The Southwest Journal is documenting the coronavirus pandemic by recording the personal stories of Minneapolis residents and workers whose daily lives are in a state of flux. As the outbreak evolves, we will be checking in with the participants regularly. Read all of the stories here.
All interviews are conducted over the phone, and conversations are edited for length and clarity.
Tracey Schultz, science teacher, Clara Barton Open School
Last week, in front of students, I was trying to be present and stick to our plan. Coronavirus wasn’t part of my curriculum. Goodness knows they were getting enough of that elsewhere. When and if it came up, it was a good chance to approach it as a scientist.
On Monday, I gave the students quizzes back and collected a lab that they were finishing. I didn’t go to school on Tuesday [the last day school buildings were open to teachers]. I decided I’d be most comfortable and productive working from home. I set up Google Classroom. I decided to set up optional daily challenges for kids. Kids want routine and contact is really important. Three weeks is just way too long to go dark.
For today, I posted an optional challenge. Five kids have already turned it in, and it hasn’t even been an hour. I have them experimenting with using a highlighter with this text I wrote so that I know that they’re reading the text.
I’ve got a meeting with my AmeriCorps worker, who helps support our ELL kids. I have a Zoom meeting with another science teacher at Lake Harriet school, looking ahead to our astronomy unit and how we might want to reorder what we’re doing with it. I’m helping kids finish up their third quarter grades. I have some calls with kids and a pretty steady stream of email. I want to start experimenting with making my own videos and pushing those out to my Google Classroom site. That’ll be important if we are home after spring break to keep having more avenues for how to teach virtually.

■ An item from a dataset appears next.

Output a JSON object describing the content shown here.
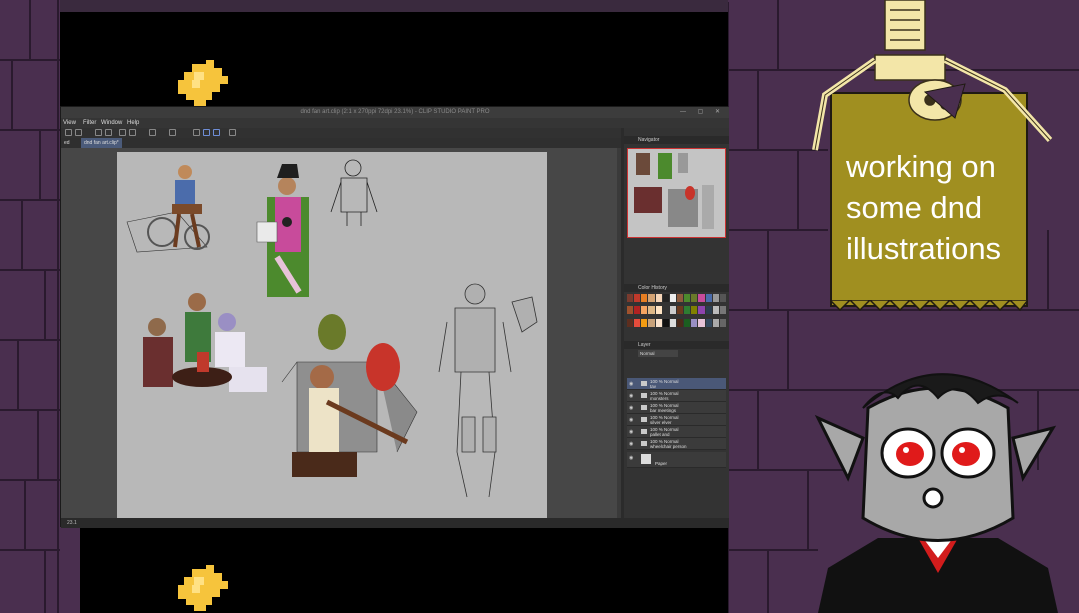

In some ways, I’m able to provide a little more one-on-one attention right now. I’m not supervising passing time. I don’t have bus duty.
My routine? I don’t have to get up quite as early. I get to sleep in until 7 a.m., get up and go for a run so I can be in my “classroom” at 8 a.m. That means my laptop is open and I am going through all the emails that have come in. Then I’m in my classroom until 4 p.m. Then at 4, I’m trying to get away from work a little bit. Go for a walk or read or watch something on TV.
I am going to make a concerted effort to take the weekends off. Normally I’m bringing tons of work on weekends and planning for the week ahead. I think it’s important right now to take the weekend off and get away from it so I can come back and be excited on Monday.
I’m going to miss seeing the kids. I’m worried about them. The economics of the weeks ahead are going to be really tough. I wish I could be there in person for the kids and support them. I miss the adult interaction as well.
I’m still a full-time teacher even in this strangle little upstairs classroom I made. We’re going to do our best to make school work in the situation we’re in right now.
The cool thing is that we’re going to find some ways of doing things better that are going to help us enhance our work, and I also think we’re going to appreciate some things that we have been taking for granted. It’ll be interesting to see how all of that plays out.